▶ Goal of the exercise
Report every line below that has the string "true" in it.

[Records shown Boundary: Start]

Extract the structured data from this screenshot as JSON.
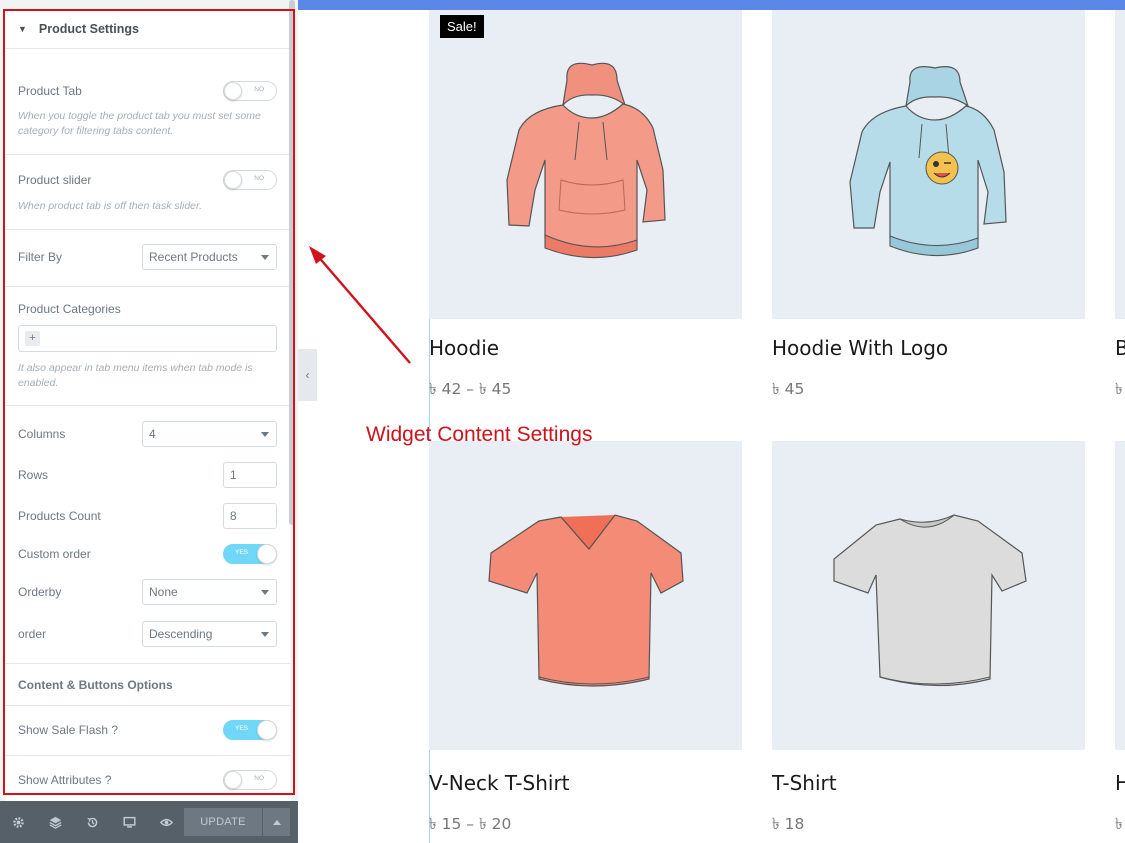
{
  "panel": {
    "section_title": "Product Settings",
    "product_tab": {
      "label": "Product Tab",
      "state": "NO",
      "desc": "When you toggle the product tab you must set some category for filtering tabs content."
    },
    "product_slider": {
      "label": "Product slider",
      "state": "NO",
      "desc": "When product tab is off then task slider."
    },
    "filter_by": {
      "label": "Filter By",
      "value": "Recent Products"
    },
    "product_categories": {
      "label": "Product Categories",
      "add": "+",
      "desc": "It also appear in tab menu items when tab mode is enabled."
    },
    "columns": {
      "label": "Columns",
      "value": "4"
    },
    "rows": {
      "label": "Rows",
      "value": "1"
    },
    "products_count": {
      "label": "Products Count",
      "value": "8"
    },
    "custom_order": {
      "label": "Custom order",
      "state": "YES"
    },
    "orderby": {
      "label": "Orderby",
      "value": "None"
    },
    "order": {
      "label": "order",
      "value": "Descending"
    },
    "content_buttons_title": "Content & Buttons Options",
    "show_sale_flash": {
      "label": "Show Sale Flash ?",
      "state": "YES"
    },
    "show_attributes": {
      "label": "Show Attributes ?",
      "state": "NO"
    }
  },
  "footer": {
    "icons": [
      "settings-icon",
      "layers-icon",
      "history-icon",
      "responsive-icon",
      "preview-icon"
    ],
    "update_label": "UPDATE"
  },
  "products": [
    {
      "name": "Hoodie",
      "price": "৳ 42 – ৳ 45",
      "sale_badge": "Sale!",
      "image": "salmon-hoodie"
    },
    {
      "name": "Hoodie With Logo",
      "price": "৳ 45",
      "image": "blue-hoodie-with-logo"
    },
    {
      "name": "V-Neck T-Shirt",
      "price": "৳ 15 – ৳ 20",
      "image": "salmon-vneck"
    },
    {
      "name": "T-Shirt",
      "price": "৳ 18",
      "image": "grey-tshirt"
    }
  ],
  "partial_products": [
    {
      "title_fragment": "B",
      "price_fragment": "৳"
    },
    {
      "title_fragment": "H",
      "price_fragment": "৳"
    }
  ],
  "annotation": "Widget Content Settings",
  "colors": {
    "annotation": "#d0121b",
    "toggle_on": "#71d7f7",
    "topbar": "#5b87e8"
  }
}
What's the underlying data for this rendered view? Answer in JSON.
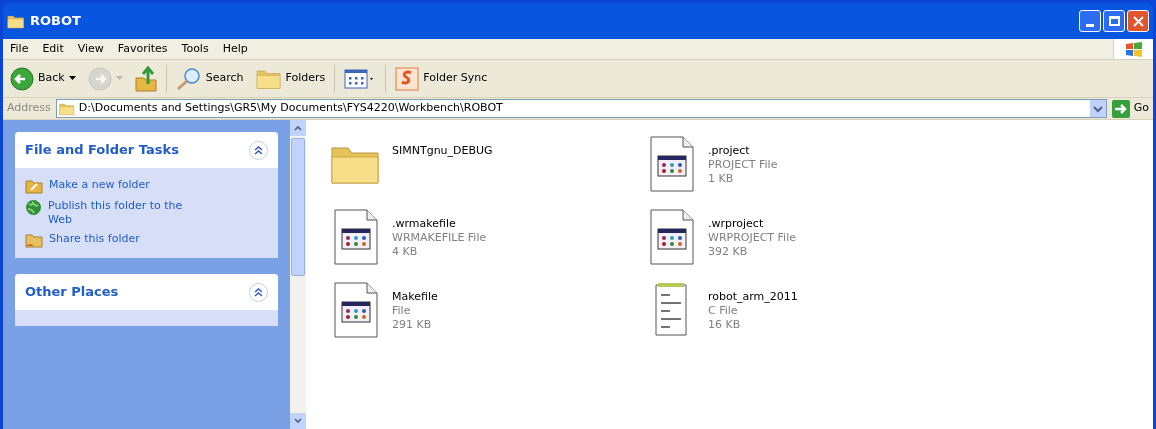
{
  "window": {
    "title": "ROBOT"
  },
  "menu": [
    "File",
    "Edit",
    "View",
    "Favorites",
    "Tools",
    "Help"
  ],
  "toolbar": [
    {
      "kind": "back",
      "label": "Back",
      "disabled": false
    },
    {
      "kind": "forward",
      "disabled": true
    },
    {
      "kind": "up",
      "disabled": false
    },
    {
      "kind": "search",
      "label": "Search",
      "disabled": false
    },
    {
      "kind": "folders",
      "label": "Folders",
      "disabled": false
    },
    {
      "kind": "views",
      "disabled": false
    },
    {
      "kind": "sync",
      "label": "Folder Sync",
      "disabled": false
    }
  ],
  "address": {
    "label": "Address",
    "path": "D:\\Documents and Settings\\GR5\\My Documents\\FYS4220\\Workbench\\ROBOT",
    "go": "Go"
  },
  "sidebar": [
    {
      "title": "File and Folder Tasks",
      "expanded": true,
      "items": [
        {
          "kind": "new-folder",
          "label": "Make a new folder"
        },
        {
          "kind": "globe",
          "label": "Publish this folder to the Web"
        },
        {
          "kind": "share",
          "label": "Share this folder"
        }
      ]
    },
    {
      "title": "Other Places",
      "expanded": true
    }
  ],
  "files": [
    {
      "kind": "folder",
      "name": "SIMNTgnu_DEBUG"
    },
    {
      "kind": "app",
      "name": ".project",
      "type": "PROJECT File",
      "size": "1 KB"
    },
    {
      "kind": "app",
      "name": ".wrmakefile",
      "type": "WRMAKEFILE File",
      "size": "4 KB"
    },
    {
      "kind": "app",
      "name": ".wrproject",
      "type": "WRPROJECT File",
      "size": "392 KB"
    },
    {
      "kind": "app",
      "name": "Makefile",
      "type": "File",
      "size": "291 KB"
    },
    {
      "kind": "text",
      "name": "robot_arm_2011",
      "type": "C File",
      "size": "16 KB"
    }
  ]
}
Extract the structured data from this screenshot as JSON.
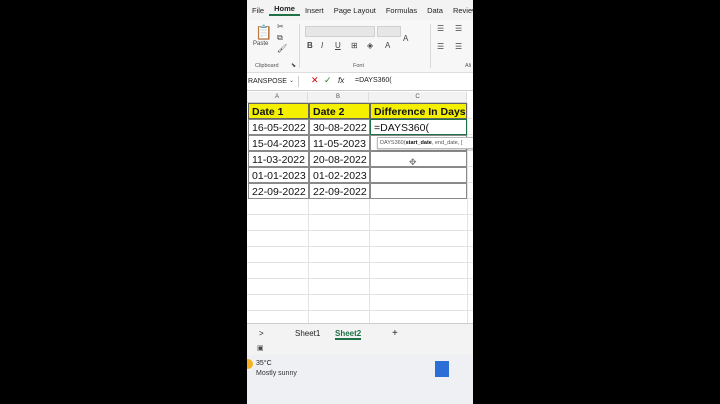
{
  "ribbon": {
    "tabs": [
      "File",
      "Home",
      "Insert",
      "Page Layout",
      "Formulas",
      "Data",
      "Review"
    ],
    "active_tab": "Home",
    "groups": {
      "clipboard": "Clipboard",
      "font": "Font",
      "alignment": "Ali"
    },
    "paste_label": "Paste",
    "bold": "B",
    "italic": "I",
    "underline": "U"
  },
  "formula_bar": {
    "name_box": "RANSPOSE",
    "cancel_icon": "✕",
    "confirm_icon": "✓",
    "fx_label": "fx",
    "content": "=DAYS360("
  },
  "columns": [
    "A",
    "B",
    "C"
  ],
  "table": {
    "headers": [
      "Date 1",
      "Date 2",
      "Difference In Days"
    ],
    "rows": [
      [
        "16-05-2022",
        "30-08-2022",
        "=DAYS360("
      ],
      [
        "15-04-2023",
        "11-05-2023",
        ""
      ],
      [
        "11-03-2022",
        "20-08-2022",
        ""
      ],
      [
        "01-01-2023",
        "01-02-2023",
        ""
      ],
      [
        "22-09-2022",
        "22-09-2022",
        ""
      ]
    ]
  },
  "tooltip": {
    "fn": "DAYS360(",
    "arg1": "start_date",
    "rest": ", end_date, ["
  },
  "sheets": {
    "nav": ">",
    "items": [
      "Sheet1",
      "Sheet2"
    ],
    "active": "Sheet2",
    "add": "+"
  },
  "taskbar": {
    "temperature": "35°C",
    "weather": "Mostly sunny"
  },
  "colors": {
    "accent": "#1e7145",
    "header_fill": "#f5f000"
  }
}
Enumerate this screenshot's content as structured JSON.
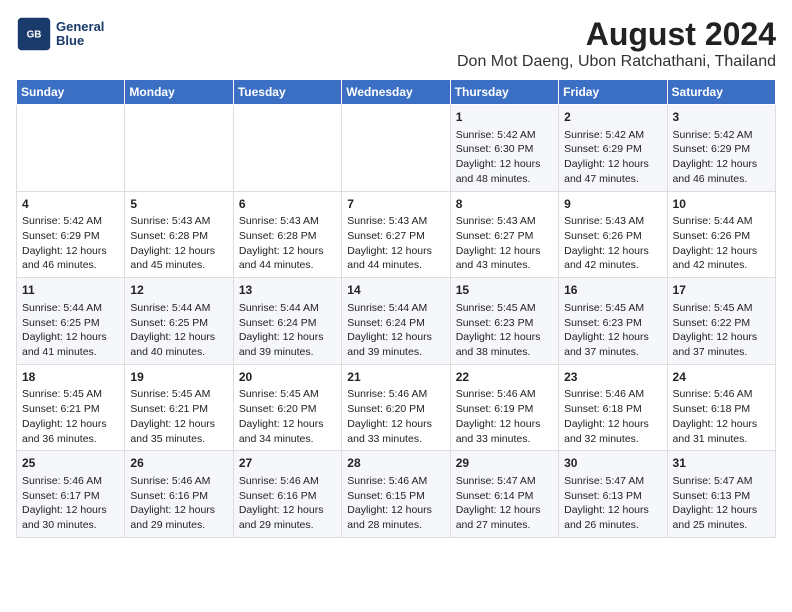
{
  "header": {
    "logo_line1": "General",
    "logo_line2": "Blue",
    "main_title": "August 2024",
    "sub_title": "Don Mot Daeng, Ubon Ratchathani, Thailand"
  },
  "weekdays": [
    "Sunday",
    "Monday",
    "Tuesday",
    "Wednesday",
    "Thursday",
    "Friday",
    "Saturday"
  ],
  "weeks": [
    [
      {
        "day": "",
        "info": ""
      },
      {
        "day": "",
        "info": ""
      },
      {
        "day": "",
        "info": ""
      },
      {
        "day": "",
        "info": ""
      },
      {
        "day": "1",
        "info": "Sunrise: 5:42 AM\nSunset: 6:30 PM\nDaylight: 12 hours and 48 minutes."
      },
      {
        "day": "2",
        "info": "Sunrise: 5:42 AM\nSunset: 6:29 PM\nDaylight: 12 hours and 47 minutes."
      },
      {
        "day": "3",
        "info": "Sunrise: 5:42 AM\nSunset: 6:29 PM\nDaylight: 12 hours and 46 minutes."
      }
    ],
    [
      {
        "day": "4",
        "info": "Sunrise: 5:42 AM\nSunset: 6:29 PM\nDaylight: 12 hours and 46 minutes."
      },
      {
        "day": "5",
        "info": "Sunrise: 5:43 AM\nSunset: 6:28 PM\nDaylight: 12 hours and 45 minutes."
      },
      {
        "day": "6",
        "info": "Sunrise: 5:43 AM\nSunset: 6:28 PM\nDaylight: 12 hours and 44 minutes."
      },
      {
        "day": "7",
        "info": "Sunrise: 5:43 AM\nSunset: 6:27 PM\nDaylight: 12 hours and 44 minutes."
      },
      {
        "day": "8",
        "info": "Sunrise: 5:43 AM\nSunset: 6:27 PM\nDaylight: 12 hours and 43 minutes."
      },
      {
        "day": "9",
        "info": "Sunrise: 5:43 AM\nSunset: 6:26 PM\nDaylight: 12 hours and 42 minutes."
      },
      {
        "day": "10",
        "info": "Sunrise: 5:44 AM\nSunset: 6:26 PM\nDaylight: 12 hours and 42 minutes."
      }
    ],
    [
      {
        "day": "11",
        "info": "Sunrise: 5:44 AM\nSunset: 6:25 PM\nDaylight: 12 hours and 41 minutes."
      },
      {
        "day": "12",
        "info": "Sunrise: 5:44 AM\nSunset: 6:25 PM\nDaylight: 12 hours and 40 minutes."
      },
      {
        "day": "13",
        "info": "Sunrise: 5:44 AM\nSunset: 6:24 PM\nDaylight: 12 hours and 39 minutes."
      },
      {
        "day": "14",
        "info": "Sunrise: 5:44 AM\nSunset: 6:24 PM\nDaylight: 12 hours and 39 minutes."
      },
      {
        "day": "15",
        "info": "Sunrise: 5:45 AM\nSunset: 6:23 PM\nDaylight: 12 hours and 38 minutes."
      },
      {
        "day": "16",
        "info": "Sunrise: 5:45 AM\nSunset: 6:23 PM\nDaylight: 12 hours and 37 minutes."
      },
      {
        "day": "17",
        "info": "Sunrise: 5:45 AM\nSunset: 6:22 PM\nDaylight: 12 hours and 37 minutes."
      }
    ],
    [
      {
        "day": "18",
        "info": "Sunrise: 5:45 AM\nSunset: 6:21 PM\nDaylight: 12 hours and 36 minutes."
      },
      {
        "day": "19",
        "info": "Sunrise: 5:45 AM\nSunset: 6:21 PM\nDaylight: 12 hours and 35 minutes."
      },
      {
        "day": "20",
        "info": "Sunrise: 5:45 AM\nSunset: 6:20 PM\nDaylight: 12 hours and 34 minutes."
      },
      {
        "day": "21",
        "info": "Sunrise: 5:46 AM\nSunset: 6:20 PM\nDaylight: 12 hours and 33 minutes."
      },
      {
        "day": "22",
        "info": "Sunrise: 5:46 AM\nSunset: 6:19 PM\nDaylight: 12 hours and 33 minutes."
      },
      {
        "day": "23",
        "info": "Sunrise: 5:46 AM\nSunset: 6:18 PM\nDaylight: 12 hours and 32 minutes."
      },
      {
        "day": "24",
        "info": "Sunrise: 5:46 AM\nSunset: 6:18 PM\nDaylight: 12 hours and 31 minutes."
      }
    ],
    [
      {
        "day": "25",
        "info": "Sunrise: 5:46 AM\nSunset: 6:17 PM\nDaylight: 12 hours and 30 minutes."
      },
      {
        "day": "26",
        "info": "Sunrise: 5:46 AM\nSunset: 6:16 PM\nDaylight: 12 hours and 29 minutes."
      },
      {
        "day": "27",
        "info": "Sunrise: 5:46 AM\nSunset: 6:16 PM\nDaylight: 12 hours and 29 minutes."
      },
      {
        "day": "28",
        "info": "Sunrise: 5:46 AM\nSunset: 6:15 PM\nDaylight: 12 hours and 28 minutes."
      },
      {
        "day": "29",
        "info": "Sunrise: 5:47 AM\nSunset: 6:14 PM\nDaylight: 12 hours and 27 minutes."
      },
      {
        "day": "30",
        "info": "Sunrise: 5:47 AM\nSunset: 6:13 PM\nDaylight: 12 hours and 26 minutes."
      },
      {
        "day": "31",
        "info": "Sunrise: 5:47 AM\nSunset: 6:13 PM\nDaylight: 12 hours and 25 minutes."
      }
    ]
  ]
}
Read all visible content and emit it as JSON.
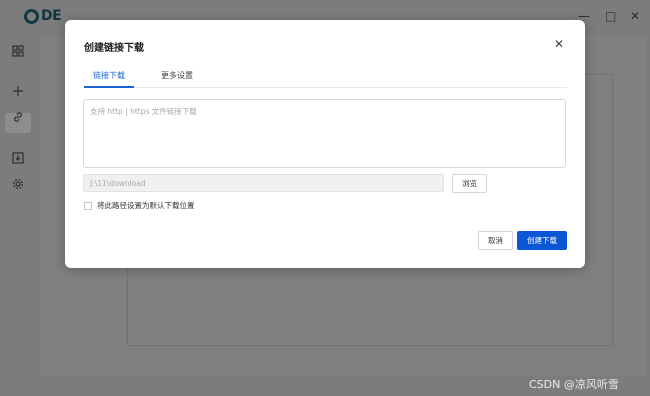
{
  "app": {
    "logo_text": "DE",
    "window": {
      "minimize": "—",
      "maximize": "□",
      "close": "✕"
    },
    "sidebar_icons": [
      "dashboard-icon",
      "plus-icon",
      "link-icon",
      "download-icon",
      "gear-icon"
    ]
  },
  "dialog": {
    "title": "创建链接下载",
    "close_glyph": "✕",
    "tabs": [
      {
        "label": "链接下载",
        "active": true
      },
      {
        "label": "更多设置",
        "active": false
      }
    ],
    "url_input": {
      "value": "",
      "placeholder": "支持 http | https 文件链接下载"
    },
    "path_input": {
      "value": "J:\\11\\download"
    },
    "browse_label": "浏览",
    "checkbox": {
      "label": "将此路径设置为默认下载位置",
      "checked": false
    },
    "cancel_label": "取消",
    "confirm_label": "创建下载"
  },
  "watermark": "CSDN @凉风听雪",
  "colors": {
    "accent": "#0b56d4",
    "tab_active": "#1b63d6",
    "overlay": "#7b7b7b"
  }
}
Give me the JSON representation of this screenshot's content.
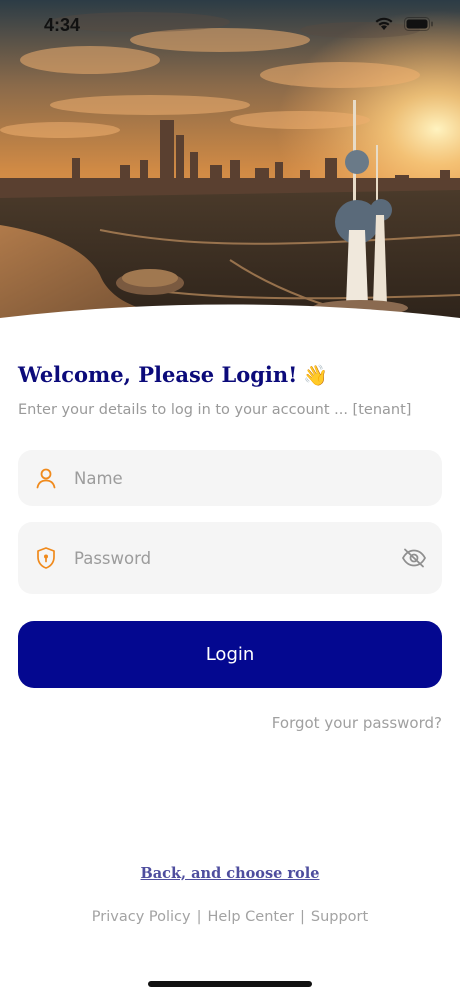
{
  "status_bar": {
    "time": "4:34"
  },
  "hero": {
    "image": "city-skyline-sunset"
  },
  "login": {
    "title": "Welcome, Please Login!",
    "title_emoji": "👋",
    "subtitle": "Enter your details to log in to your account ... [tenant]",
    "name_placeholder": "Name",
    "password_placeholder": "Password",
    "login_label": "Login",
    "forgot_label": "Forgot your password?",
    "back_label": "Back, and choose role"
  },
  "footer": {
    "links": [
      "Privacy Policy",
      "Help Center",
      "Support"
    ],
    "separator": "|"
  },
  "colors": {
    "primary": "#040890",
    "title": "#0b0a7a",
    "icon_accent": "#f08a1c",
    "muted": "#9a9a9a",
    "field_bg": "#f5f5f5"
  }
}
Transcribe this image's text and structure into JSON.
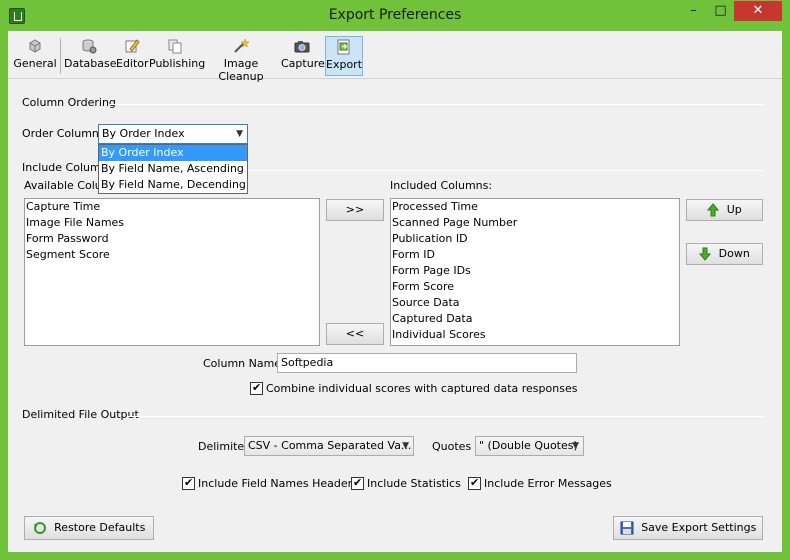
{
  "window": {
    "title": "Export Preferences",
    "minimize": "–",
    "maximize": "□",
    "close": "✕"
  },
  "toolbar": {
    "items": [
      {
        "label": "General",
        "icon": "general-icon"
      },
      {
        "label": "Database",
        "icon": "database-icon"
      },
      {
        "label": "Editor",
        "icon": "editor-icon"
      },
      {
        "label": "Publishing",
        "icon": "publishing-icon"
      },
      {
        "label": "Image Cleanup",
        "icon": "image-cleanup-icon"
      },
      {
        "label": "Capture",
        "icon": "capture-icon"
      },
      {
        "label": "Export",
        "icon": "export-icon"
      }
    ],
    "active": "Export"
  },
  "column_ordering": {
    "group_label": "Column Ordering",
    "order_label": "Order Columns",
    "selected": "By Order Index",
    "options": [
      "By Order Index",
      "By Field Name, Ascending",
      "By Field Name, Decending"
    ]
  },
  "include_columns": {
    "group_label": "Include Columns",
    "available_label": "Available Columns:",
    "available": [
      "Capture Time",
      "Image File Names",
      "Form Password",
      "Segment Score"
    ],
    "included_label": "Included Columns:",
    "included": [
      "Processed Time",
      "Scanned Page Number",
      "Publication ID",
      "Form ID",
      "Form Page IDs",
      "Form Score",
      "Source Data",
      "Captured Data",
      "Individual Scores"
    ],
    "add_button": ">>",
    "remove_button": "<<",
    "up_button": "Up",
    "down_button": "Down",
    "column_name_label": "Column Name:",
    "column_name_value": "Softpedia",
    "combine_label": "Combine individual scores with captured data responses"
  },
  "delimited": {
    "group_label": "Delimited File Output",
    "delimiter_label": "Delimiter",
    "delimiter_value": "CSV - Comma Separated Va...",
    "quotes_label": "Quotes",
    "quotes_value": "\" (Double Quotes)",
    "field_names_label": "Include Field Names Header",
    "statistics_label": "Include Statistics",
    "error_messages_label": "Include Error Messages"
  },
  "footer": {
    "restore_label": "Restore Defaults",
    "save_label": "Save Export Settings"
  },
  "colors": {
    "title_bar": "#6fc23a",
    "close": "#c7372f",
    "selection": "#3399ff"
  }
}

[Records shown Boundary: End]

▶ Answer for this exercise
      "disabled": true
      "expanded": true,
      "expanded": true
        "active": true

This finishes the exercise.